Scientists at the Texas Biomedical Research Institute, San Antonio, have developed a new minimally invasive interventional magnetic resonance imaging (iMRI) approach for delivering neural stem cells (NSCs) to the brain. The new method has the potential to improve outcomes of patients with neurological disorders.
Stem cell-based therapy lights a new hope for the treatment of a variety of diseases and injuries, such as neurological disorders, stroke and traumatic brain injury. Stem cell delivery procedures play a decisive role in the success of the cell therapy approach. Most transplantation laboratories use cannula needles, syringes and catheters for the delivery of the cells. However, flow rate, suspension solution, needle diameter, cell density and tissue mechanics very often negatively affect the survival of the cells during delivery. Evidence shows that more than 80% of grafted cells do not survive the delivery. Other limitations of currently used methods include injection site inaccuracy and puncturing structures such as blood vessels. All these translate into very poor patient outcomes.
A study published in STEM CELLS Translational Medicine by Malloy and colleagues now shows that stem cell delivery using iMRI offers an alternative approach, which may improve the safety and efficacy of NSC transplantation therapies. The researchers prelabeled NSCs with a contrast agent and used real-time MRI to guide the injection cannula to the target and to track the delivery of the NSCs into the putamen of baboons. The new technique is non-invasive and highly accurate in the placement of NSCs to the basal ganglia of the brain. The results revealed that effective targeted delivery and pulsatile dispersion of injected cells was achieved. The latter finding demonstrates that injected cells are not released at a steady rate but instead disperse in the brain and thus points towards the need for the preparation of optimal NSC function.

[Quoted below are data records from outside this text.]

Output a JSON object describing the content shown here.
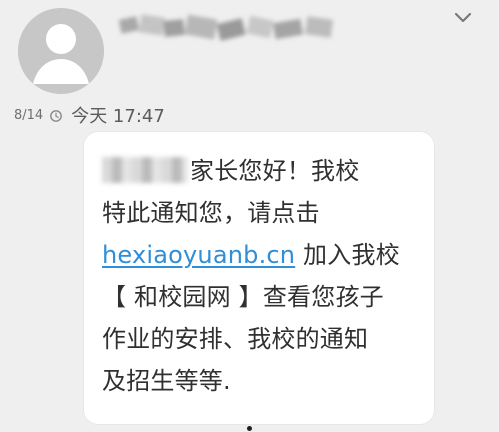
{
  "message": {
    "date_short": "8/14",
    "datetime": "今天 17:47",
    "line1": "家长您好！我校",
    "line2": "特此通知您，请点击",
    "link": "hexiaoyuanb.cn",
    "line3_after_link": " 加入我校",
    "line4": "【 和校园网 】查看您孩子",
    "line5": "作业的安排、我校的通知",
    "line6": "及招生等等."
  },
  "icons": {
    "avatar": "avatar-icon",
    "chevron": "chevron-down-icon",
    "clock": "clock-icon"
  },
  "colors": {
    "background": "#efefef",
    "bubble": "#ffffff",
    "link": "#2f8ed6",
    "text": "#303030",
    "secondary": "#6f6f6f"
  }
}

The current study suggests that iMRI is becoming a necessity in clinical applications as it enhances patient safety and significantly improves the efficacy of stem cell transplantation thus increasing the chances of an effective stem cell-based therapy in patients with various neurological disorders and types of brain injury.